Temporal Behavior Trees: Robustness and Segmentation

Sebastian Schirmer, Jasdeep Singh, Emily Jensen, Johann Dauer, Bernd Finkbeiner, Sriram Sankaranarayanan

This paper presents temporal behavior trees (TBT), a specification formalism inspired by behavior trees that are commonly used to program robotic applications. We then introduce the concept of trace segmentation, wherein given a TBT specification and a trace, we split the trace optimally into sub-traces that are associated with various portions of the TBT specification. Segmentation of a trace then serves to explain precisely how a trace satisfies or violates a specification, and which portions of a specification are actually violated. We introduce the syntax and semantics of TBT and compare their expressiveness in relation to temporal logic. Next, we define robustness semantics for TBT specification with respect to a trace. Rather than a Boolean interpretation, the robustness provides a real-valued numerical outcome that quantifies how close or far away a trace is from satisfying or violating a TBT specification. We show that computing the robustness of a trace also segments it into subtraces.Finally, we provide efficient approximations for computing robustness and segmentation for long traces with guarantees on the result. We demonstrate how segmentations are useful through applications such as understanding how novice users pilot an aerial vehicle through a sequence of waypoints in desktop experiments and the offline monitoring of automated lander for a drone on a ship.
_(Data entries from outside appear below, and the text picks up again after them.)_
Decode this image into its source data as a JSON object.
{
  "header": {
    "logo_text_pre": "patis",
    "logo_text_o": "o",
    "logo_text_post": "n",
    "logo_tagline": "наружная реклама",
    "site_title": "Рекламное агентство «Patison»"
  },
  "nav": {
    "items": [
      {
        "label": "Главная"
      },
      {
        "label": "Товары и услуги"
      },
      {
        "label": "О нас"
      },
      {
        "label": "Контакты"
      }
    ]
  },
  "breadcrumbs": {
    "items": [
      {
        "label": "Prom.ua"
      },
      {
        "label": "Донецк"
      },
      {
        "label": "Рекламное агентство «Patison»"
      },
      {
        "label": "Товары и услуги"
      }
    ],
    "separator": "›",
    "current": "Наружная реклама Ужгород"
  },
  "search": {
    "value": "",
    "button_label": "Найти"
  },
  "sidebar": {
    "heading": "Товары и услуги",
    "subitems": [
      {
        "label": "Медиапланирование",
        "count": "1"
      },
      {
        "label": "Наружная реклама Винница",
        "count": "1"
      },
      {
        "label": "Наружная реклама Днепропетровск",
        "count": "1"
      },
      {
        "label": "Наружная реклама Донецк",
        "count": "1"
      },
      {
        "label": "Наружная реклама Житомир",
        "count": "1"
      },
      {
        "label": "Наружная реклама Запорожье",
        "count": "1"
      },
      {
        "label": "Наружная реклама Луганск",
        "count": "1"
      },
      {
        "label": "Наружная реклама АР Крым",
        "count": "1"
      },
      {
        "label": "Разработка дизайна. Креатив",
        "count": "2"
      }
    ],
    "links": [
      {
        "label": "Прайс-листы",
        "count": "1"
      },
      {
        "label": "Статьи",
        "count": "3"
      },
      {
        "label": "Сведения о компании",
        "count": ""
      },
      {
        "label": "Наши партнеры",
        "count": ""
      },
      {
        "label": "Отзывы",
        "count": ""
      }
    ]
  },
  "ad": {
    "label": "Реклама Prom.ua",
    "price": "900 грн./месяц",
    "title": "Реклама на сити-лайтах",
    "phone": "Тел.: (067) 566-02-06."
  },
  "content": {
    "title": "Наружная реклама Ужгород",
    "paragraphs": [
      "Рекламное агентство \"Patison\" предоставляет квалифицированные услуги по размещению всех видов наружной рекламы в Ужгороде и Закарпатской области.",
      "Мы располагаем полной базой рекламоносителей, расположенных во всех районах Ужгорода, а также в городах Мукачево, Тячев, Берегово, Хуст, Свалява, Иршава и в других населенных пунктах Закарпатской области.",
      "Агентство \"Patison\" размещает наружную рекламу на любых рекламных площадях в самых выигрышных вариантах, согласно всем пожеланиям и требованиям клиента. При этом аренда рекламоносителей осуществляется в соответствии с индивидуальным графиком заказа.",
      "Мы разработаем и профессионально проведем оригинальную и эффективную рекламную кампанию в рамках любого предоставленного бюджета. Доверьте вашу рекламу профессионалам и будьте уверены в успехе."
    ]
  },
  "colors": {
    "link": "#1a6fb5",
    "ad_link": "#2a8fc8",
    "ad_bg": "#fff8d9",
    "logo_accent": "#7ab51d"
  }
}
Our case studies demonstrate how TBT specification and segmentation can be used to understand and interpret complex behaviors of humans and automation in cyber-physical systems.

27th ACM International Conference on Hybrid Systems: Computation and Control (HSCC 2024).